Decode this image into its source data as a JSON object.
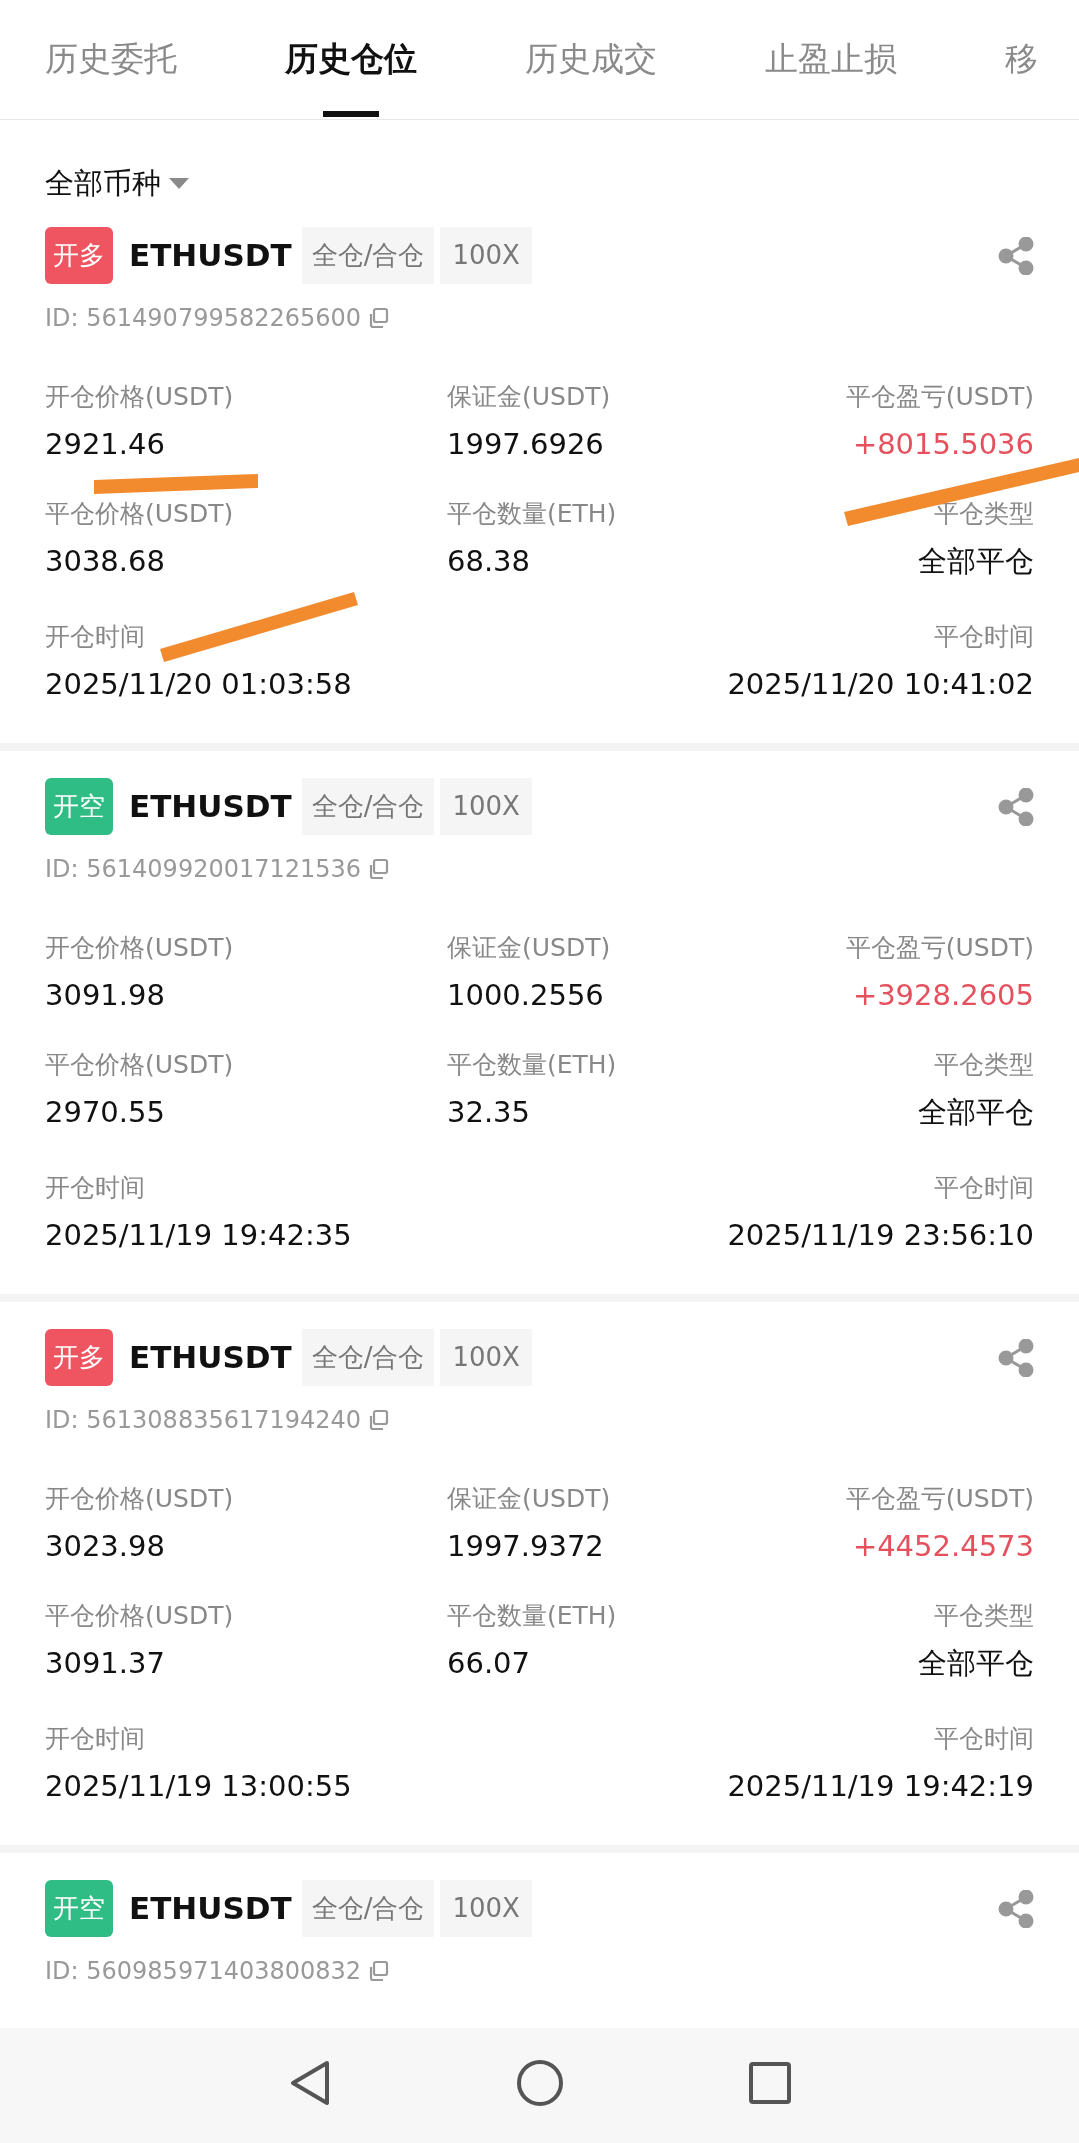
{
  "tabs": [
    {
      "label": "历史委托",
      "selected": false
    },
    {
      "label": "历史仓位",
      "selected": true
    },
    {
      "label": "历史成交",
      "selected": false
    },
    {
      "label": "止盈止损",
      "selected": false
    },
    {
      "label": "移",
      "selected": false
    }
  ],
  "filter": {
    "label": "全部币种"
  },
  "positions": [
    {
      "kind": "long",
      "side_label": "开多",
      "symbol": "ETHUSDT",
      "margin_mode": "全仓/合仓",
      "leverage": "100X",
      "id": "ID: 561490799582265600",
      "fields": [
        {
          "label": "开仓价格(USDT)",
          "value": "2921.46"
        },
        {
          "label": "保证金(USDT)",
          "value": "1997.6926"
        },
        {
          "label": "平仓盈亏(USDT)",
          "value": "+8015.5036",
          "kind": "profit"
        },
        {
          "label": "平仓价格(USDT)",
          "value": "3038.68"
        },
        {
          "label": "平仓数量(ETH)",
          "value": "68.38"
        },
        {
          "label": "平仓类型",
          "value": "全部平仓"
        }
      ],
      "open_time": {
        "label": "开仓时间",
        "value": "2025/11/20 01:03:58"
      },
      "close_time": {
        "label": "平仓时间",
        "value": "2025/11/20 10:41:02"
      }
    },
    {
      "kind": "short",
      "side_label": "开空",
      "symbol": "ETHUSDT",
      "margin_mode": "全仓/合仓",
      "leverage": "100X",
      "id": "ID: 561409920017121536",
      "fields": [
        {
          "label": "开仓价格(USDT)",
          "value": "3091.98"
        },
        {
          "label": "保证金(USDT)",
          "value": "1000.2556"
        },
        {
          "label": "平仓盈亏(USDT)",
          "value": "+3928.2605",
          "kind": "profit"
        },
        {
          "label": "平仓价格(USDT)",
          "value": "2970.55"
        },
        {
          "label": "平仓数量(ETH)",
          "value": "32.35"
        },
        {
          "label": "平仓类型",
          "value": "全部平仓"
        }
      ],
      "open_time": {
        "label": "开仓时间",
        "value": "2025/11/19 19:42:35"
      },
      "close_time": {
        "label": "平仓时间",
        "value": "2025/11/19 23:56:10"
      }
    },
    {
      "kind": "long",
      "side_label": "开多",
      "symbol": "ETHUSDT",
      "margin_mode": "全仓/合仓",
      "leverage": "100X",
      "id": "ID: 561308835617194240",
      "fields": [
        {
          "label": "开仓价格(USDT)",
          "value": "3023.98"
        },
        {
          "label": "保证金(USDT)",
          "value": "1997.9372"
        },
        {
          "label": "平仓盈亏(USDT)",
          "value": "+4452.4573",
          "kind": "profit"
        },
        {
          "label": "平仓价格(USDT)",
          "value": "3091.37"
        },
        {
          "label": "平仓数量(ETH)",
          "value": "66.07"
        },
        {
          "label": "平仓类型",
          "value": "全部平仓"
        }
      ],
      "open_time": {
        "label": "开仓时间",
        "value": "2025/11/19 13:00:55"
      },
      "close_time": {
        "label": "平仓时间",
        "value": "2025/11/19 19:42:19"
      }
    },
    {
      "kind": "short",
      "side_label": "开空",
      "symbol": "ETHUSDT",
      "margin_mode": "全仓/合仓",
      "leverage": "100X",
      "id": "ID: 560985971403800832"
    }
  ]
}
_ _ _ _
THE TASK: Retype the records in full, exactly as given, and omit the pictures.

TASK RESULT:
Decode this image into its source data as a JSON object.
{
  "tabs": [
    {
      "label": "历史委托",
      "selected": false
    },
    {
      "label": "历史仓位",
      "selected": true
    },
    {
      "label": "历史成交",
      "selected": false
    },
    {
      "label": "止盈止损",
      "selected": false
    },
    {
      "label": "移",
      "selected": false
    }
  ],
  "filter": {
    "label": "全部币种"
  },
  "positions": [
    {
      "kind": "long",
      "side_label": "开多",
      "symbol": "ETHUSDT",
      "margin_mode": "全仓/合仓",
      "leverage": "100X",
      "id": "ID: 561490799582265600",
      "fields": [
        {
          "label": "开仓价格(USDT)",
          "value": "2921.46"
        },
        {
          "label": "保证金(USDT)",
          "value": "1997.6926"
        },
        {
          "label": "平仓盈亏(USDT)",
          "value": "+8015.5036",
          "kind": "profit"
        },
        {
          "label": "平仓价格(USDT)",
          "value": "3038.68"
        },
        {
          "label": "平仓数量(ETH)",
          "value": "68.38"
        },
        {
          "label": "平仓类型",
          "value": "全部平仓"
        }
      ],
      "open_time": {
        "label": "开仓时间",
        "value": "2025/11/20 01:03:58"
      },
      "close_time": {
        "label": "平仓时间",
        "value": "2025/11/20 10:41:02"
      }
    },
    {
      "kind": "short",
      "side_label": "开空",
      "symbol": "ETHUSDT",
      "margin_mode": "全仓/合仓",
      "leverage": "100X",
      "id": "ID: 561409920017121536",
      "fields": [
        {
          "label": "开仓价格(USDT)",
          "value": "3091.98"
        },
        {
          "label": "保证金(USDT)",
          "value": "1000.2556"
        },
        {
          "label": "平仓盈亏(USDT)",
          "value": "+3928.2605",
          "kind": "profit"
        },
        {
          "label": "平仓价格(USDT)",
          "value": "2970.55"
        },
        {
          "label": "平仓数量(ETH)",
          "value": "32.35"
        },
        {
          "label": "平仓类型",
          "value": "全部平仓"
        }
      ],
      "open_time": {
        "label": "开仓时间",
        "value": "2025/11/19 19:42:35"
      },
      "close_time": {
        "label": "平仓时间",
        "value": "2025/11/19 23:56:10"
      }
    },
    {
      "kind": "long",
      "side_label": "开多",
      "symbol": "ETHUSDT",
      "margin_mode": "全仓/合仓",
      "leverage": "100X",
      "id": "ID: 561308835617194240",
      "fields": [
        {
          "label": "开仓价格(USDT)",
          "value": "3023.98"
        },
        {
          "label": "保证金(USDT)",
          "value": "1997.9372"
        },
        {
          "label": "平仓盈亏(USDT)",
          "value": "+4452.4573",
          "kind": "profit"
        },
        {
          "label": "平仓价格(USDT)",
          "value": "3091.37"
        },
        {
          "label": "平仓数量(ETH)",
          "value": "66.07"
        },
        {
          "label": "平仓类型",
          "value": "全部平仓"
        }
      ],
      "open_time": {
        "label": "开仓时间",
        "value": "2025/11/19 13:00:55"
      },
      "close_time": {
        "label": "平仓时间",
        "value": "2025/11/19 19:42:19"
      }
    },
    {
      "kind": "short",
      "side_label": "开空",
      "symbol": "ETHUSDT",
      "margin_mode": "全仓/合仓",
      "leverage": "100X",
      "id": "ID: 560985971403800832"
    }
  ]
}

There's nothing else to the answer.